#### Exercise description
Reading the records below, count the lines in which the string "image" appears; write the number only.

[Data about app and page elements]
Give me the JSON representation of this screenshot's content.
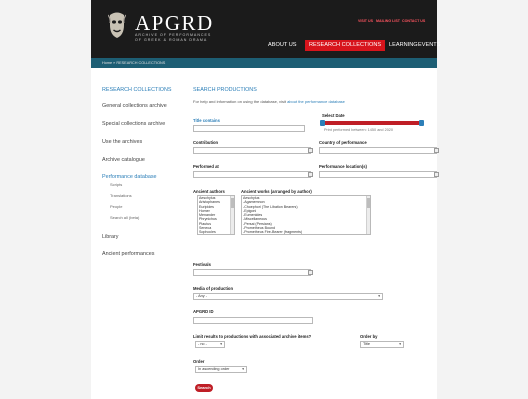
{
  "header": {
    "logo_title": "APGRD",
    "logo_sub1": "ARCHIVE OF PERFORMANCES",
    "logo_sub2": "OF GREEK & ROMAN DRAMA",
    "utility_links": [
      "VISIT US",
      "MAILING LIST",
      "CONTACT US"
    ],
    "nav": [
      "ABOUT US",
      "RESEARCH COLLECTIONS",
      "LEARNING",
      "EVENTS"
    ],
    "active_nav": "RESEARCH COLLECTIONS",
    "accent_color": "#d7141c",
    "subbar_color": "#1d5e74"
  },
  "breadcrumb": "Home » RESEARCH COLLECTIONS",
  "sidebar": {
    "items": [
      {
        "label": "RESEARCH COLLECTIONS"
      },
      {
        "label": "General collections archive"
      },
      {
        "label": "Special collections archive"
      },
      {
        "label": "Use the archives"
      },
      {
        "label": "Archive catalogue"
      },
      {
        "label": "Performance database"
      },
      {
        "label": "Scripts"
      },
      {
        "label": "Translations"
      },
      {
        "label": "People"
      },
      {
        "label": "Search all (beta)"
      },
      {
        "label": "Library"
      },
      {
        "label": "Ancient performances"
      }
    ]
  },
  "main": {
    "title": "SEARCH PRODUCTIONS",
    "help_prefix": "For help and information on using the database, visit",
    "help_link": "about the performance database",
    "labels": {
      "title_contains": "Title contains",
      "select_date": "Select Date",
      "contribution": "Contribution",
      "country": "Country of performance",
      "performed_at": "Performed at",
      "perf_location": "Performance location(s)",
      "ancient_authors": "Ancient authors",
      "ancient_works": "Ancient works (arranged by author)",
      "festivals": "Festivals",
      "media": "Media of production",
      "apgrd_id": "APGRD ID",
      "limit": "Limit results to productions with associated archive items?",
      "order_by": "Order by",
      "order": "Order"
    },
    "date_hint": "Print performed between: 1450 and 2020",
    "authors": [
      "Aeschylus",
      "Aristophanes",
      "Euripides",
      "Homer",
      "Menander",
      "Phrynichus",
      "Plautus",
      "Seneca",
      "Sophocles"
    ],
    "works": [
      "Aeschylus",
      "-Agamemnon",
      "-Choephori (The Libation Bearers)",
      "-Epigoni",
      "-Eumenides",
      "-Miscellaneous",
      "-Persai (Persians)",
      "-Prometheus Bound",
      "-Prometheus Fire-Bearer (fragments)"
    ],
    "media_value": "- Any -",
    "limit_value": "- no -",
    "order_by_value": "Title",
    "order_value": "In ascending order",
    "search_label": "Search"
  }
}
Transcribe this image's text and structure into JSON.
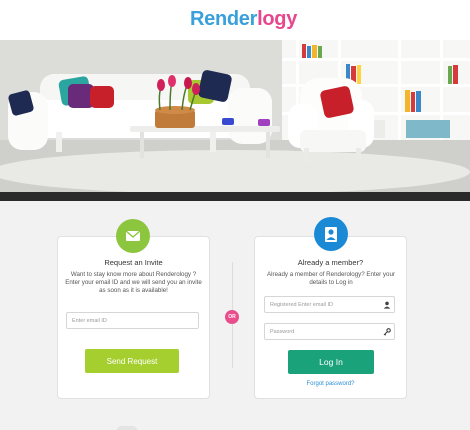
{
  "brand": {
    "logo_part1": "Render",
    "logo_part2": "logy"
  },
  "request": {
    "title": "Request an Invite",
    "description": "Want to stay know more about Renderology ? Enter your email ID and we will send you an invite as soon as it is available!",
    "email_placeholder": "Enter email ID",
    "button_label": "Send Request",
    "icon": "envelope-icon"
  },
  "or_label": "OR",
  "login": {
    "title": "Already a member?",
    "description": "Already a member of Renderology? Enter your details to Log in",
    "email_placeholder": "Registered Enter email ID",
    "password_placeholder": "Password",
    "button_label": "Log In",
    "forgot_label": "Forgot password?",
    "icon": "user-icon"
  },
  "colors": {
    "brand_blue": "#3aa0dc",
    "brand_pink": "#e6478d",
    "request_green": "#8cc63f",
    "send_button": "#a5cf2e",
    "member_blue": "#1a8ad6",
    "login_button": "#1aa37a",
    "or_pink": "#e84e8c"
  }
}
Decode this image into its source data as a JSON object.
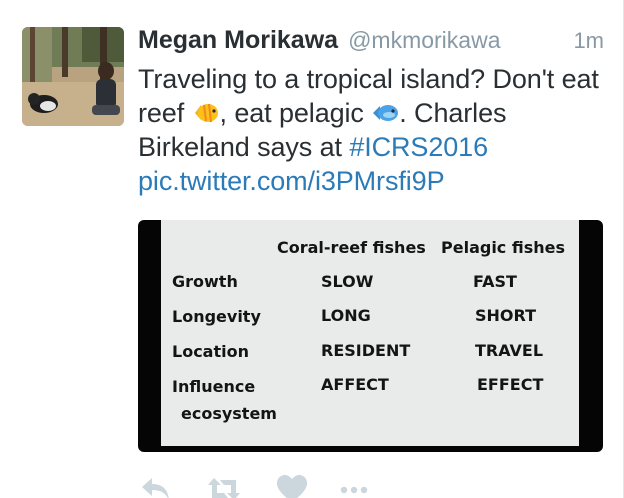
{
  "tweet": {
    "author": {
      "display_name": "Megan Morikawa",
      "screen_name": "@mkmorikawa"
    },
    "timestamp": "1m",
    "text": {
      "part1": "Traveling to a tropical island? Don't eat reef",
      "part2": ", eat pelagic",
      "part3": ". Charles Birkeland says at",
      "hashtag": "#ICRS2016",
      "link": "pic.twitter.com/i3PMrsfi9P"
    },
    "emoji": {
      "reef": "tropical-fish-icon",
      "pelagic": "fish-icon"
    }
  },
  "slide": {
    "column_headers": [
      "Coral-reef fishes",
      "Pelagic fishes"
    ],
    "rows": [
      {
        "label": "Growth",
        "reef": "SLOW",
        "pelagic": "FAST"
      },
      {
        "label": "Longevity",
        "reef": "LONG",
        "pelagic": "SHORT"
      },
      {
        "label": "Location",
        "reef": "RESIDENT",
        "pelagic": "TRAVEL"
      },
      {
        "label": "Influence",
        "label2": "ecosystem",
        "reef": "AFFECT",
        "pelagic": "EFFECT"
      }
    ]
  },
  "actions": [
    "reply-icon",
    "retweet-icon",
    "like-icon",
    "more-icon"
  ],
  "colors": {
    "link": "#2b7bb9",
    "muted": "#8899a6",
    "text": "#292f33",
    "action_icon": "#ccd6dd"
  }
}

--

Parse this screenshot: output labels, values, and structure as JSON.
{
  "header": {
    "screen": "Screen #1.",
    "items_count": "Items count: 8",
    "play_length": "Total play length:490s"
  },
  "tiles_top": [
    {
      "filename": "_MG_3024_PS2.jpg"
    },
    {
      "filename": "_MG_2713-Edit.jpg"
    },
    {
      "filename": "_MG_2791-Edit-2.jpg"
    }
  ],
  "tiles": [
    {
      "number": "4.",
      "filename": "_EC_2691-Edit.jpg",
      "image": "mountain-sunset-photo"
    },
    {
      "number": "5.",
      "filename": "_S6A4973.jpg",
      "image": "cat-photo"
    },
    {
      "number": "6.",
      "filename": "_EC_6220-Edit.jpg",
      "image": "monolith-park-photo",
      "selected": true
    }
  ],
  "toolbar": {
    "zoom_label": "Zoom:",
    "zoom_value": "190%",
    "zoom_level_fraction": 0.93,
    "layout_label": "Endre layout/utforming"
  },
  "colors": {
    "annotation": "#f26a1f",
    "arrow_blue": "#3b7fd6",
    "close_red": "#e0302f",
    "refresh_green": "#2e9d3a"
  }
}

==

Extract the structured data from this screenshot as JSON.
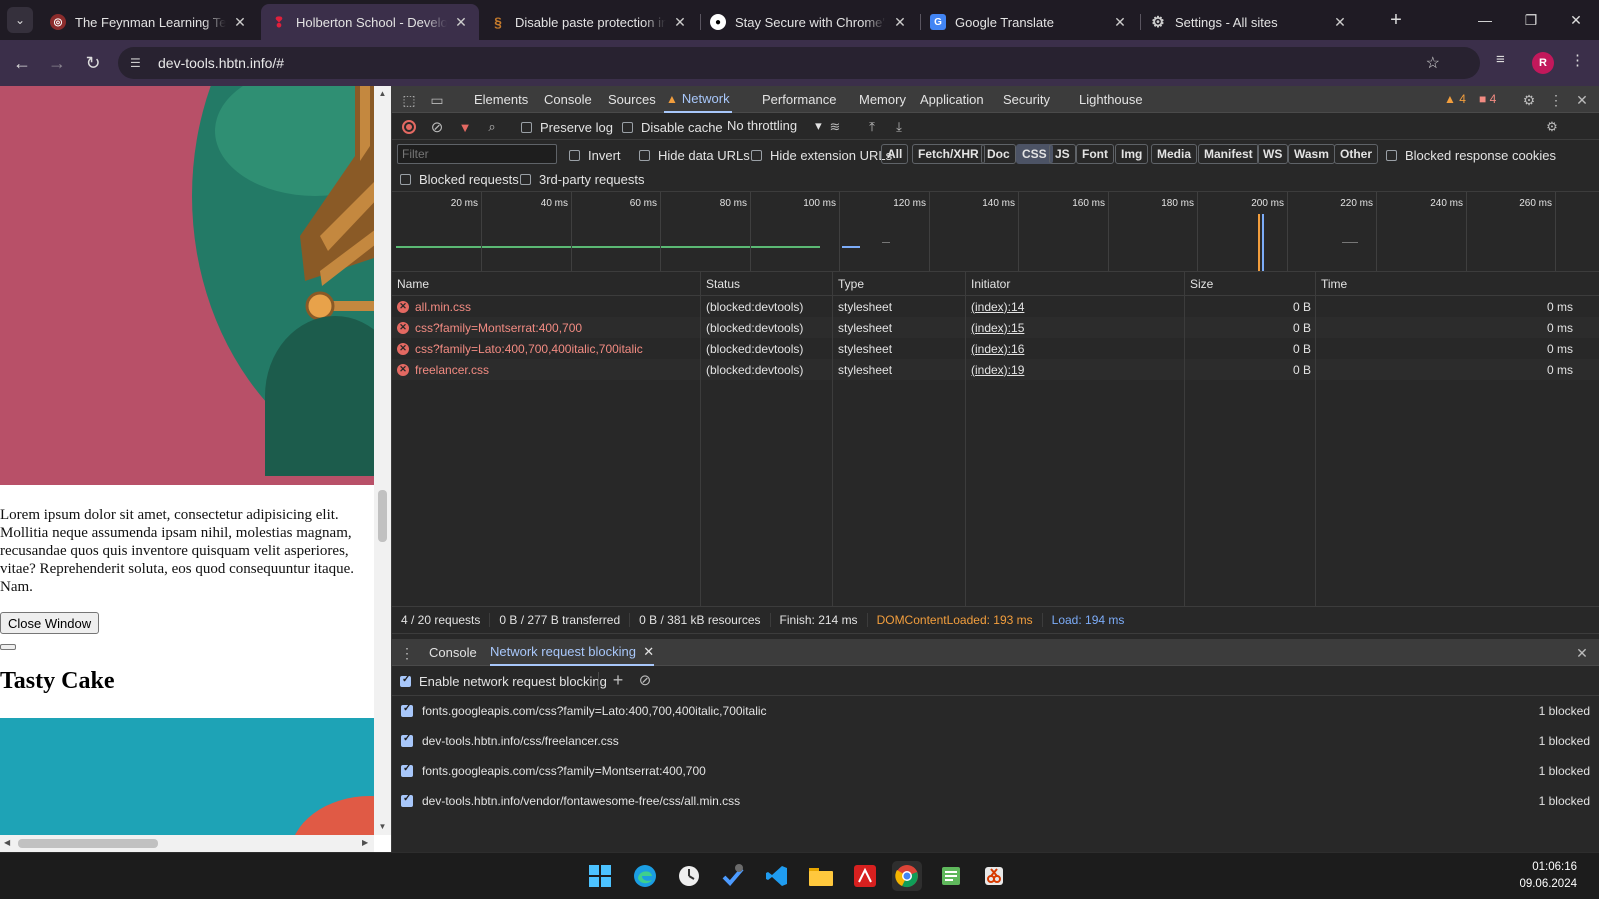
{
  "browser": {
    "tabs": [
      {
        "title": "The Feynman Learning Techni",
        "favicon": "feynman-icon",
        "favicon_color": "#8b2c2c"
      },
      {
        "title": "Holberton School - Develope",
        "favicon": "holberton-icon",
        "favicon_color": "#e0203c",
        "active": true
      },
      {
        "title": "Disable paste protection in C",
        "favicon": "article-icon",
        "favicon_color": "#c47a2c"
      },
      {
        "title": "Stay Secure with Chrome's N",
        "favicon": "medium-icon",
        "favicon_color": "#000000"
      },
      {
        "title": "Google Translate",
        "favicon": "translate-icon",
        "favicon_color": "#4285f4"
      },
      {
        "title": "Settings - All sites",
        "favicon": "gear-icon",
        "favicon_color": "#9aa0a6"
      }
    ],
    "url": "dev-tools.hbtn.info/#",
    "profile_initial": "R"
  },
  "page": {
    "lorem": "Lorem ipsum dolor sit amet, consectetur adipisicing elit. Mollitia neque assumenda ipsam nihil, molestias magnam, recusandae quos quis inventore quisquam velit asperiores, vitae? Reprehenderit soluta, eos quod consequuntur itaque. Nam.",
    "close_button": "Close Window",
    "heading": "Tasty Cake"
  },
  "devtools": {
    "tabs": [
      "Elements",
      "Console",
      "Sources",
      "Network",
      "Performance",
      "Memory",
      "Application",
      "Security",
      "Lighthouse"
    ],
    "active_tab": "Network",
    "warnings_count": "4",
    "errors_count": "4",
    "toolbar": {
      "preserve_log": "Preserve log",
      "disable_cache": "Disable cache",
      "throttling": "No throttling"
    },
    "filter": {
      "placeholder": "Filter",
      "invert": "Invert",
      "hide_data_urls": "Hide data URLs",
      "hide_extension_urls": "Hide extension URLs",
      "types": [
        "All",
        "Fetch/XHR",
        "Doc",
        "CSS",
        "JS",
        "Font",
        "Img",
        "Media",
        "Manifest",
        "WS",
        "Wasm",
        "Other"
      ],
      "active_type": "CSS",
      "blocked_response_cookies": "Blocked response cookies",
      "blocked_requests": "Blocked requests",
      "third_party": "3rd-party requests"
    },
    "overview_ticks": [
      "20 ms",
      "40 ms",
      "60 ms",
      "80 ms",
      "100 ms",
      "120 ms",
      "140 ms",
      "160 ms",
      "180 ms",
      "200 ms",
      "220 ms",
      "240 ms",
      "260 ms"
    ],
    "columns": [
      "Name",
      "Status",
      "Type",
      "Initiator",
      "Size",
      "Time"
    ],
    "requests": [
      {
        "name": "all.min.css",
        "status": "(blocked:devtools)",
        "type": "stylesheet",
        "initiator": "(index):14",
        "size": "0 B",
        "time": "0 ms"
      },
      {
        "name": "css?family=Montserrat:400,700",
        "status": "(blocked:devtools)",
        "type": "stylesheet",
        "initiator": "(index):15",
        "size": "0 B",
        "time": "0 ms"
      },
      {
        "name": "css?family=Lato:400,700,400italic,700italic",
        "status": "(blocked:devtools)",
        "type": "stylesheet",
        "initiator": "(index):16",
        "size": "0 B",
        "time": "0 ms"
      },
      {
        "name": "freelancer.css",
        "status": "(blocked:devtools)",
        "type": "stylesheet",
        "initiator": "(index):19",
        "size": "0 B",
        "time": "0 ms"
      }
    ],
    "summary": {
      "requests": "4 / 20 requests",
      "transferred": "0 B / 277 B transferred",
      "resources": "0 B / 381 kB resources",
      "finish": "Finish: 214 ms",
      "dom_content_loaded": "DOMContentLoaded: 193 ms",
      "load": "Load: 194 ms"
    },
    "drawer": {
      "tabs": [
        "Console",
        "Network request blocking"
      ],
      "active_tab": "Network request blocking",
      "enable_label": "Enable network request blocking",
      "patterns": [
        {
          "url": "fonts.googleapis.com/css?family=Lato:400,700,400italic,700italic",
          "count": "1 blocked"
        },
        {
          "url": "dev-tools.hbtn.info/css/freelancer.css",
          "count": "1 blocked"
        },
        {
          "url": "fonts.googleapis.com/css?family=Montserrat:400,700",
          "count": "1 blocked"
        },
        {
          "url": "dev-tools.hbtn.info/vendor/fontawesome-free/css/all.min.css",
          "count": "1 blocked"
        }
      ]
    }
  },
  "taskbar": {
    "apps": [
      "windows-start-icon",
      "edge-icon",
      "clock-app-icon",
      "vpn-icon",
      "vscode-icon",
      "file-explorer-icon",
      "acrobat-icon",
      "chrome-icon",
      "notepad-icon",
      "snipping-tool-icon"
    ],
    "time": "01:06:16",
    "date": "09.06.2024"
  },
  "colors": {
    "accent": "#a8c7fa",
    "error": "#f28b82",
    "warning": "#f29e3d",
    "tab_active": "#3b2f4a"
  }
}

#### Reply to the task
5